### EXERCISE BRIEF
If a line of the listing contains the string "subtitle", return that line.
-- PROVIDED ENTRIES follows --
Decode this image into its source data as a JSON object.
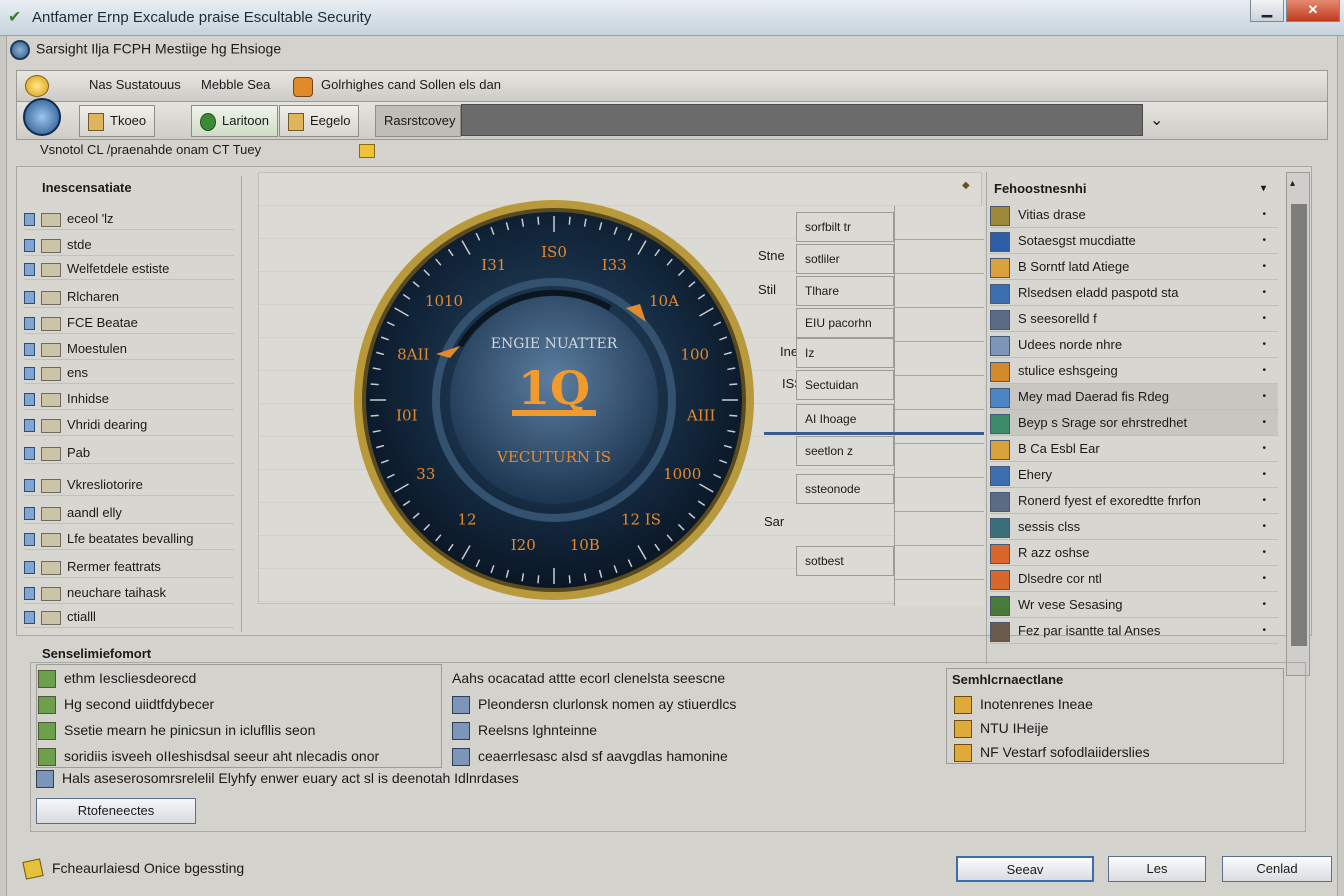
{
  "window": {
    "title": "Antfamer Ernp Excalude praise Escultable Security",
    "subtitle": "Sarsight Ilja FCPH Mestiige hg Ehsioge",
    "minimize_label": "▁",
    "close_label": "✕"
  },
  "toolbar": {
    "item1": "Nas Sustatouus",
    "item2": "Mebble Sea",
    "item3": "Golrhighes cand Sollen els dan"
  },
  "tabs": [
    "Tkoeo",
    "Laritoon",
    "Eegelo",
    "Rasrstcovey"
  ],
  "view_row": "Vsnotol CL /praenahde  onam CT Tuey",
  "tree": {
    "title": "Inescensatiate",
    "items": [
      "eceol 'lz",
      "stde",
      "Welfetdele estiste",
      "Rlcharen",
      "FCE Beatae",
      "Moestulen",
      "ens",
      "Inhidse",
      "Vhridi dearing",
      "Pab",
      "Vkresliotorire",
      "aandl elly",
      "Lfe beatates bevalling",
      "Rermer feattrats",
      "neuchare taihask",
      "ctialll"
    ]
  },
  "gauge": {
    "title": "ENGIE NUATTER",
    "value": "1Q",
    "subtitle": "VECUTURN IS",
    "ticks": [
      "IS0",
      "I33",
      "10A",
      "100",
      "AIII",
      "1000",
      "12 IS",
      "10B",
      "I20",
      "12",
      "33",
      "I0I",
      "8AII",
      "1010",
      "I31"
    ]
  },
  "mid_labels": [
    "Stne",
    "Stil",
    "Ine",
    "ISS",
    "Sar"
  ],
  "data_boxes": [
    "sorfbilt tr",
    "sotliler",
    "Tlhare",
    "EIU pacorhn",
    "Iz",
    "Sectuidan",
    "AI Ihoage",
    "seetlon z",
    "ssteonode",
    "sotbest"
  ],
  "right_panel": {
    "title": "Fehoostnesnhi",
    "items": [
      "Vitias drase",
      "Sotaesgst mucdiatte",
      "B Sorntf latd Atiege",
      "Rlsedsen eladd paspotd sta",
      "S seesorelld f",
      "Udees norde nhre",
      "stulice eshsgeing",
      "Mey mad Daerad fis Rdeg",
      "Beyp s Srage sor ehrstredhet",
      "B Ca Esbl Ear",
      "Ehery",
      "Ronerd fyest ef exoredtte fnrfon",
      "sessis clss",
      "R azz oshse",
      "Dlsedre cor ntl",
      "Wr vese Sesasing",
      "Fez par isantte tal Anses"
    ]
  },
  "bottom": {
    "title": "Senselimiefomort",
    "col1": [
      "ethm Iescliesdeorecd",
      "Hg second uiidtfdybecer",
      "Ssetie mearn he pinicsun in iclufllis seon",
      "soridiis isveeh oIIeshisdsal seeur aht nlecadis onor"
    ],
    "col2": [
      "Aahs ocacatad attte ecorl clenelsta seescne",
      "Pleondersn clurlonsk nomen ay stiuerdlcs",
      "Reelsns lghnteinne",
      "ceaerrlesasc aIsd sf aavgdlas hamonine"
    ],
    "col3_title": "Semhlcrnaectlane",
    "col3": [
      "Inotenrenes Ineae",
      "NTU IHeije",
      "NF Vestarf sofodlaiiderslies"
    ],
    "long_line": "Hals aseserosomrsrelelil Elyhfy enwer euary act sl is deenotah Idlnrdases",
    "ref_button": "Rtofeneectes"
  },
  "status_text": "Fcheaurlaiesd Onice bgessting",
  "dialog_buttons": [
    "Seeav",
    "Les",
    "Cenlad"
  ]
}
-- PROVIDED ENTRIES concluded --
### COMPLETED TASK
    "subtitle": "Sarsight Ilja FCPH Mestiige hg Ehsioge",
    "subtitle": "VECUTURN IS",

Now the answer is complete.